  • There is strong support for trade policies that have equivalence of environmental and animal welfare standards at their core.

CLA analysis

Some areas of the report are challenging, but we cannot afford to ignore or dismiss the findings. There is always room for interpretation, but in the main, the evidence is clear, and the analysis is fair. The chapters on Food and Climate and The Complexities of Meat provide evidence and explanation for some difficult issues. The varying carbon footprints from different livestock systems, the extent of land used for livestock feed production and the global variation are all highlighted. The report does acknowledge there are ways for ecological livestock systems to be climate and nature-positive. However, the ultimate conclusion is a need for a reduction in meat consumption by 30%, alongside other measures such as reducing food waste. This is an area of focus for the CLA to ensure that the livestock industry can be profitable and competitive, and take advantage of opportunities for high-quality domestic and export markets.

The report considers the ‘protein transition’ from a consumer perspective. A meat tax was ruled out, instead opting for a nudge approach – providing information to consumers and building awareness and providing investment for alternative protein sources such as plant-based, algae and lab-grown, which would need to be cheaper.
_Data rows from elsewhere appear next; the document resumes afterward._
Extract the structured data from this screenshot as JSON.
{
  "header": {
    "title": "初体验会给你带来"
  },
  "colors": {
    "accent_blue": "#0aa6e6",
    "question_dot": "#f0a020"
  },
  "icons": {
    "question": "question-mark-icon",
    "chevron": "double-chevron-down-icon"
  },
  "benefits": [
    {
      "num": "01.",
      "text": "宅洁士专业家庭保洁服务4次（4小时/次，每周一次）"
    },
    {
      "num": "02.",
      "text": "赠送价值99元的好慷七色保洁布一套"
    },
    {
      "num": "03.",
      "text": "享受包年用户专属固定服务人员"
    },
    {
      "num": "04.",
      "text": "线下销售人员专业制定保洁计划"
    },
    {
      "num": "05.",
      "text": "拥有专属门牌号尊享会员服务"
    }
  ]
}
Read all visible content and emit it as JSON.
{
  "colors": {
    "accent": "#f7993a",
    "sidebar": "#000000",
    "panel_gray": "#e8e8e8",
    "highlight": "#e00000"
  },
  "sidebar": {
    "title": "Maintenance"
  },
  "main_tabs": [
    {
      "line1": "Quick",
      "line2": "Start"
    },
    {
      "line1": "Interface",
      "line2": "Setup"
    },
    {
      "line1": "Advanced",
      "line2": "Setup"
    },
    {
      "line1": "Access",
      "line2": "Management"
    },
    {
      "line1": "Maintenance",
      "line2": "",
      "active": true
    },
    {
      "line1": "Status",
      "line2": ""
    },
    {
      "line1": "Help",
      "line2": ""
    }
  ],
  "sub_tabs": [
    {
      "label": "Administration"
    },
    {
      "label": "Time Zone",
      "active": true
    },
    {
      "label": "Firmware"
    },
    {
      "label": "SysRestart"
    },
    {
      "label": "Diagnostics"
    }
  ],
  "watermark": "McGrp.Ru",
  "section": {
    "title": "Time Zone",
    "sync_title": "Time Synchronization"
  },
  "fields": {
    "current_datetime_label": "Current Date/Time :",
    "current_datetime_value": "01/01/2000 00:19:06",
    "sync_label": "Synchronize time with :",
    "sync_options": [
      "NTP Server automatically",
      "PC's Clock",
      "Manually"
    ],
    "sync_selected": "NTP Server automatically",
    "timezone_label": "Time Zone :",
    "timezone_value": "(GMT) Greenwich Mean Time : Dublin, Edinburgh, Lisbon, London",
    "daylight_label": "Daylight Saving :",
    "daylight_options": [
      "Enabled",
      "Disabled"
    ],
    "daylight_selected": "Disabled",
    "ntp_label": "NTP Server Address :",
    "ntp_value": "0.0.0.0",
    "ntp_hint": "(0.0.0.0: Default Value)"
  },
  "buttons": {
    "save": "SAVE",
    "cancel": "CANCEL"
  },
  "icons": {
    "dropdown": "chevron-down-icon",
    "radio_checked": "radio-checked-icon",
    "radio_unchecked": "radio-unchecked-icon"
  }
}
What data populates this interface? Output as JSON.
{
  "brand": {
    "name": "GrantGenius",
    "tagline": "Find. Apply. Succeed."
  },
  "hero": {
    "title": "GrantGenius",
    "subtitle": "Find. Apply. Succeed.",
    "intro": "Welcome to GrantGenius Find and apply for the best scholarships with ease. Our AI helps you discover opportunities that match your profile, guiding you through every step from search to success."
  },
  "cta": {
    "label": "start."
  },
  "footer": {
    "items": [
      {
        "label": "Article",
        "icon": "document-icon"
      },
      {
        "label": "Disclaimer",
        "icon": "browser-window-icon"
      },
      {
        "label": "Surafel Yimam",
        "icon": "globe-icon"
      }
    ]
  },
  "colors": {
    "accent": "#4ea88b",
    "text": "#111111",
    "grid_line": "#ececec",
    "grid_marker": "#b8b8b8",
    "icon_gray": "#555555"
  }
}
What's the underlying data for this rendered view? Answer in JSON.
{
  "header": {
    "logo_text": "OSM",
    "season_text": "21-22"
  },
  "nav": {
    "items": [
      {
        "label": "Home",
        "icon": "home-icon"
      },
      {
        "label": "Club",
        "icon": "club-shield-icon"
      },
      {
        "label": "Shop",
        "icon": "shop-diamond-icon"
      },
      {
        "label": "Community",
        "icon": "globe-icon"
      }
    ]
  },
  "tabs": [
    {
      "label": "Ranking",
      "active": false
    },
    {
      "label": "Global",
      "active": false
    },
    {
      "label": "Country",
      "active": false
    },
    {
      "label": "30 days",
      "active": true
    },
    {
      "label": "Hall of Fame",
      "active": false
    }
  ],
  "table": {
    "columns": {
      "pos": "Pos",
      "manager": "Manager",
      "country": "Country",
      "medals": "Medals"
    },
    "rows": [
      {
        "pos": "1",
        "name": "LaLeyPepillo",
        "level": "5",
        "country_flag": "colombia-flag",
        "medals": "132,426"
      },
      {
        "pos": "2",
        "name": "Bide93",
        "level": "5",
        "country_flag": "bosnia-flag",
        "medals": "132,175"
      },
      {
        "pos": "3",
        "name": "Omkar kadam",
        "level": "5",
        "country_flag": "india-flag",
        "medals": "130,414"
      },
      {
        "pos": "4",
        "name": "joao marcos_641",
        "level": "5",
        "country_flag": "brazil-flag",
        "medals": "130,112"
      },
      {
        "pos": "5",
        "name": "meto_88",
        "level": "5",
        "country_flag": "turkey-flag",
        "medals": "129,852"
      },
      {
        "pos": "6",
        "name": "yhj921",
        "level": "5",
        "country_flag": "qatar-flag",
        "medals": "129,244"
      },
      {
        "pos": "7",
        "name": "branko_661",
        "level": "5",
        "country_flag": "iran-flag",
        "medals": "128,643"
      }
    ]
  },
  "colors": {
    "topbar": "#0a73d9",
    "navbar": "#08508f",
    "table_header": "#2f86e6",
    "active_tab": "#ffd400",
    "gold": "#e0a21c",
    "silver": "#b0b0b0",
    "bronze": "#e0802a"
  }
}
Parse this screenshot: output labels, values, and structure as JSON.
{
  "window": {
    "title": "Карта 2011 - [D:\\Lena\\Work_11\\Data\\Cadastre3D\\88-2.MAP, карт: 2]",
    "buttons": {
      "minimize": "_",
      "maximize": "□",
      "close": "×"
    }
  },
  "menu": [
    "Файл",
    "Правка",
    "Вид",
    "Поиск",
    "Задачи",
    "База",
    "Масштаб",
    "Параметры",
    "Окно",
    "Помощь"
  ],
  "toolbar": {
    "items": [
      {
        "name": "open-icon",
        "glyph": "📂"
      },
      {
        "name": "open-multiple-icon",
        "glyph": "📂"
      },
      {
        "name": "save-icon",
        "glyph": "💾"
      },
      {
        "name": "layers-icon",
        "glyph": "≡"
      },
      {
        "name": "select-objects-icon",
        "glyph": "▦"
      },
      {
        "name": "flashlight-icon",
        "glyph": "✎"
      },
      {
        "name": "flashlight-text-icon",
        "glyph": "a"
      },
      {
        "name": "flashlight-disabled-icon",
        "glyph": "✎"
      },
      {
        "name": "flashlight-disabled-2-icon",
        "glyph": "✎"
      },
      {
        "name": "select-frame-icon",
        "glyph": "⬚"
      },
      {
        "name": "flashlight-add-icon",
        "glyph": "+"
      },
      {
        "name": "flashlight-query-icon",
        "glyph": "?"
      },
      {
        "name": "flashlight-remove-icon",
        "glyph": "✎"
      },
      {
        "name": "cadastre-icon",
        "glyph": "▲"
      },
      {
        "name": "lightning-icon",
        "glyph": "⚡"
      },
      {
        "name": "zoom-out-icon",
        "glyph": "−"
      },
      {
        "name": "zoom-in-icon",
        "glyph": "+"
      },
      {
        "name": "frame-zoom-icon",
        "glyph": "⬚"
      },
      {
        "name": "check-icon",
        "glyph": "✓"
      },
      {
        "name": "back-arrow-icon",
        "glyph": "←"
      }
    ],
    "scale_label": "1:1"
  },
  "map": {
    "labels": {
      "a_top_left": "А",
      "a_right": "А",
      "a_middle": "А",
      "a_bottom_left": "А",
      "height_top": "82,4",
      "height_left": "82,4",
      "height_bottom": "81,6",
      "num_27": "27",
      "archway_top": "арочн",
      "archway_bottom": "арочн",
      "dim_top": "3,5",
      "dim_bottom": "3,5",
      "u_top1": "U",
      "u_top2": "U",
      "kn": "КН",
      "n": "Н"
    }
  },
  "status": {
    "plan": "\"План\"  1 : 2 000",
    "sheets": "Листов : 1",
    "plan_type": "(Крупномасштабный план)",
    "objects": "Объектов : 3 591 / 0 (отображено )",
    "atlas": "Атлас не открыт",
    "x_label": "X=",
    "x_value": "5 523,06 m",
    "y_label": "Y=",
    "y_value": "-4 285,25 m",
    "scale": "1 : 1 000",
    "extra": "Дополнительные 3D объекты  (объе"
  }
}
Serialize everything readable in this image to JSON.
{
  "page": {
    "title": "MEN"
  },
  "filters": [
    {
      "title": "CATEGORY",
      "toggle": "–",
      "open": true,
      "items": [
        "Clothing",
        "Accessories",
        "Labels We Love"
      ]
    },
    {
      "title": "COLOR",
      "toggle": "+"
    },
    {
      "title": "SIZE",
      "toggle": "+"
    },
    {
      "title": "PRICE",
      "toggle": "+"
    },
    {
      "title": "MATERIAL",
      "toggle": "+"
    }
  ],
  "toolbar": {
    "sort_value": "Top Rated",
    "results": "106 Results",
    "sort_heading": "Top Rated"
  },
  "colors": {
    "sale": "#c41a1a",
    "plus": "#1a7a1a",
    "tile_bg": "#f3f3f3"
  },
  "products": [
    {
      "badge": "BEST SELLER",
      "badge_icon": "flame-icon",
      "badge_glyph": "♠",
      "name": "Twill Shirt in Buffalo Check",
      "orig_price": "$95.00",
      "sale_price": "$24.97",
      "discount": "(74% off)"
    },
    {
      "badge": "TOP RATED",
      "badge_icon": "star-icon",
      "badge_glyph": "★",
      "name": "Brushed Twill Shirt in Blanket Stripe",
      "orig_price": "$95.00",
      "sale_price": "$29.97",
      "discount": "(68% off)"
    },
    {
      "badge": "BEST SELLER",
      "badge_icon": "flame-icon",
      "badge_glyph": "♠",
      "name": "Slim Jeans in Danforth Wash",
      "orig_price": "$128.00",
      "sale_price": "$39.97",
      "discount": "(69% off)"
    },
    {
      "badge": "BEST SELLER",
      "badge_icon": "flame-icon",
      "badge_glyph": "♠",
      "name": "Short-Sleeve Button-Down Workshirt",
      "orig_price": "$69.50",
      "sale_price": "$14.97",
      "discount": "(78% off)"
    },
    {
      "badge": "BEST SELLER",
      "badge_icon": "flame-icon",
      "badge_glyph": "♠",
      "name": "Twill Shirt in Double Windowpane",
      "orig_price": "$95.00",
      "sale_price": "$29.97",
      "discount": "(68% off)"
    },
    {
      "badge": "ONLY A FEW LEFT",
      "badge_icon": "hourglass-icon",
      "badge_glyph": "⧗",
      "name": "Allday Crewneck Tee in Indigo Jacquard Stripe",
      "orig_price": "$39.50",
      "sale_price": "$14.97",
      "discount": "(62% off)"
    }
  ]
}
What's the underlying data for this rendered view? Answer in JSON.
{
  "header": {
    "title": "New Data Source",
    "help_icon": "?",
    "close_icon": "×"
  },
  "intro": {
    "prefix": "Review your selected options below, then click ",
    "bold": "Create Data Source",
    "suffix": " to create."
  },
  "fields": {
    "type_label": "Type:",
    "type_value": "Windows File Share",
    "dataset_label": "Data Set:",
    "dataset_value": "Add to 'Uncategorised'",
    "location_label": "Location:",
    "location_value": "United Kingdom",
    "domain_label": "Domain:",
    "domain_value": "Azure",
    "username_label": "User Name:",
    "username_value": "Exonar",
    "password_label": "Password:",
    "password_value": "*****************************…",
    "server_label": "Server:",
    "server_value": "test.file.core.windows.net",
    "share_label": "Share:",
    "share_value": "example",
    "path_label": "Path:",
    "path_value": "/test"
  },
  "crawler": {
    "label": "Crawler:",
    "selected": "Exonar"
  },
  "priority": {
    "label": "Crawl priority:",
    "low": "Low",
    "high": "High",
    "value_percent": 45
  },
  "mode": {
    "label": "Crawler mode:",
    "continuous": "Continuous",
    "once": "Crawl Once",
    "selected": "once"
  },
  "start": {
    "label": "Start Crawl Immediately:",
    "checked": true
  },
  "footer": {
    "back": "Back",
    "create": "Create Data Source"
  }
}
Crucially though, there is also a recommendation for investment in research and technology to reduce methane from ruminants, underlining the message that this is about reducing meat consumption and changing how livestock are farmed rather than stopping production.

When it comes to land use, a ‘three-compartment model’ is proposed with land for nature and climate, agroecological farming, environmentally sustainable high output farming and the championing of ‘diversity of method’ for agricultural systems. The aim is to find the right balance of land use for food, nature and climate. With this in mind, a Rural Land Use Framework is recommended, which will include a National Rural Land Map setting out opportunities for different land areas to help guide decisions about land use and funding. There are reassurances that this should not be about imposing change, something that the CLA has raised. It is intended to help land managers make decisions about the use of their land. This is an area that will need further development and input from the CLA.

The message for farming is one of change – all farming businesses need to become more environmentally sustainable for the climate, for nature, for water and air quality. It is acknowledged that this is already underway in many places, but more needs to be done, and this will only happen if farmers get sufficient government support that is guaranteed in the long term. This supports the recommendation for the continuation of at least current funding levels until 2029 – something that the CLA has been championing for and fully supports.

This is a brief overview, and there is time to consider all the recommendations in full and feed into the development of government policy, so please get in touch if you have points you would like to make.

Key contact:

Susan Twining
Susan Twining Chief Land Use Policy Adviser, London